=== Task details ===
Filter the listing below for "Documento" and report every line that has it.

=== Provided entries ===
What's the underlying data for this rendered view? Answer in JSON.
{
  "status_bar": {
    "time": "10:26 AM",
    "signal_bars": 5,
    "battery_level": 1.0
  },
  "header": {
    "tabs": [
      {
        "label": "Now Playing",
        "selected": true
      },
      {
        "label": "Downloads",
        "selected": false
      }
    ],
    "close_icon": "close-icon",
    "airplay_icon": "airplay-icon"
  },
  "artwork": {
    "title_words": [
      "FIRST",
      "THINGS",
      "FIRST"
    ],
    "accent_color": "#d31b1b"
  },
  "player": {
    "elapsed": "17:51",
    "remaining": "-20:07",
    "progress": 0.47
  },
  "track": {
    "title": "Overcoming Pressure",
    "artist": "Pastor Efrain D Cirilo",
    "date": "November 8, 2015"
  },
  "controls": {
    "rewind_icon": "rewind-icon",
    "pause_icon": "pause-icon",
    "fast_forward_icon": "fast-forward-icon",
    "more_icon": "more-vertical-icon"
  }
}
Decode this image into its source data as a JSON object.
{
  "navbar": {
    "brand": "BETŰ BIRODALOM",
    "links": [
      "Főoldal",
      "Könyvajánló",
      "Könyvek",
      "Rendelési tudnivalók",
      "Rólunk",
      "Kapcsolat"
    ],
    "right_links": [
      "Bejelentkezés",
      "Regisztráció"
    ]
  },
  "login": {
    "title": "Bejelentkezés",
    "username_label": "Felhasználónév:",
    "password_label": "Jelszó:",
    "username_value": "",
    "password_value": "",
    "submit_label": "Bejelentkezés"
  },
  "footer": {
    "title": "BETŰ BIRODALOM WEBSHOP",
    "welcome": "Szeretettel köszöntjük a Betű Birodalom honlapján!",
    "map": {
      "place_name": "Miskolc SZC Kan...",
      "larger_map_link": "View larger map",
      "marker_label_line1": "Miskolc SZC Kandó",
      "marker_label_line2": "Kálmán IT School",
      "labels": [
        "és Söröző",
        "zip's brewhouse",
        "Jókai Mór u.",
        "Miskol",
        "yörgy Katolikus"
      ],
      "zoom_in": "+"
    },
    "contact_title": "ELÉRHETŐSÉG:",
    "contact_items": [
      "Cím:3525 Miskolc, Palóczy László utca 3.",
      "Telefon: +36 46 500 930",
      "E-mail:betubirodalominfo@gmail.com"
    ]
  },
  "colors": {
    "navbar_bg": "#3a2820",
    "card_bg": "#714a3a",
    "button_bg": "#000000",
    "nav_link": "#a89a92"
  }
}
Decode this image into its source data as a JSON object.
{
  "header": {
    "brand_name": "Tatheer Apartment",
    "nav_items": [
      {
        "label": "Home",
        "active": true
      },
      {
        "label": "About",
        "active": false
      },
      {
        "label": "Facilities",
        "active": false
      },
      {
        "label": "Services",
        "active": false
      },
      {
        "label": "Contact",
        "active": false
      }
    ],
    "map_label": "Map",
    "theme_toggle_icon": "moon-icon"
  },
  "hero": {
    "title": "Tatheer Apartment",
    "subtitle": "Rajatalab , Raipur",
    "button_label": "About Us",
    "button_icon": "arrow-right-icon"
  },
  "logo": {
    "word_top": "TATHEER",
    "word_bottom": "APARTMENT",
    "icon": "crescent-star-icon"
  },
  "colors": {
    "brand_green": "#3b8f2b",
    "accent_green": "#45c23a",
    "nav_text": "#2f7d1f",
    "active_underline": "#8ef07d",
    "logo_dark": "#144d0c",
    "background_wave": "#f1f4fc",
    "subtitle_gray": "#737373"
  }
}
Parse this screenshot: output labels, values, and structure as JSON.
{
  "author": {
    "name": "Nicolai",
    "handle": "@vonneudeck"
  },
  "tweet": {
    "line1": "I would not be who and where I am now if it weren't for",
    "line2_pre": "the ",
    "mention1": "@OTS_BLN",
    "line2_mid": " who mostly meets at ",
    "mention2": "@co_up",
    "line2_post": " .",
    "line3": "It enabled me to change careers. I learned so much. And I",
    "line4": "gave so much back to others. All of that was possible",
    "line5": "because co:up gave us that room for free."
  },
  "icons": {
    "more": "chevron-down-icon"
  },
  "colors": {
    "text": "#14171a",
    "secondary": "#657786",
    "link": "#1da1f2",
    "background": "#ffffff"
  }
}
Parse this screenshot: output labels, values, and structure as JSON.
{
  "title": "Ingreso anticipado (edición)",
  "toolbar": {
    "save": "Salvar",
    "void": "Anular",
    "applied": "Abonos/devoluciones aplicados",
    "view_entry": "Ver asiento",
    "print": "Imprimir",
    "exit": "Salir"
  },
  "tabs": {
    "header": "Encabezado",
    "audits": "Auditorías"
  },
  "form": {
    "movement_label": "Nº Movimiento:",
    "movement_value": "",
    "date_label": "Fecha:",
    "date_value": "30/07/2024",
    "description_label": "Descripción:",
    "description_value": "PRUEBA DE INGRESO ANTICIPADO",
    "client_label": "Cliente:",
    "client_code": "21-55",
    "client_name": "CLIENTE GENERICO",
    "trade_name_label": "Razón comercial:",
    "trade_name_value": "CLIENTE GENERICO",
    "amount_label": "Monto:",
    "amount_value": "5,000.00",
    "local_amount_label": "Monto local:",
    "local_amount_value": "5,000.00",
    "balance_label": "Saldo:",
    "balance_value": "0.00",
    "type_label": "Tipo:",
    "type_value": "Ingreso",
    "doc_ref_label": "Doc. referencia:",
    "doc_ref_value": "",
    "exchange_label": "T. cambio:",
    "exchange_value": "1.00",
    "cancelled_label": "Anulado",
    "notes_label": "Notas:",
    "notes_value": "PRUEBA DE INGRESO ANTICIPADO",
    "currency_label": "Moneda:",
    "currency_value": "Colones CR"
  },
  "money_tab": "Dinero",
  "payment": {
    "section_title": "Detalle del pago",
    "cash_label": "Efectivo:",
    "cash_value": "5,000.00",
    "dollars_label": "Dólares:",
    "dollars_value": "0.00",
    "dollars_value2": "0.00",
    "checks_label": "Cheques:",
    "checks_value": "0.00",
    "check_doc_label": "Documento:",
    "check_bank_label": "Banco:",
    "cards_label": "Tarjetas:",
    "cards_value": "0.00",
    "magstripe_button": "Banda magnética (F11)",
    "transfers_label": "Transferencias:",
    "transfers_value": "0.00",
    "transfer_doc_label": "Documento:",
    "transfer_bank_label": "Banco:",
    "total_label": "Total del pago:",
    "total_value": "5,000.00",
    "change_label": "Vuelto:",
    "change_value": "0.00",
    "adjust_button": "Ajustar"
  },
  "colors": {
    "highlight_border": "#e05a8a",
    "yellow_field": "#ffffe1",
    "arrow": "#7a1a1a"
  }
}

=== Your solution ===
    "check_doc_label": "Documento:",
    "transfer_doc_label": "Documento:",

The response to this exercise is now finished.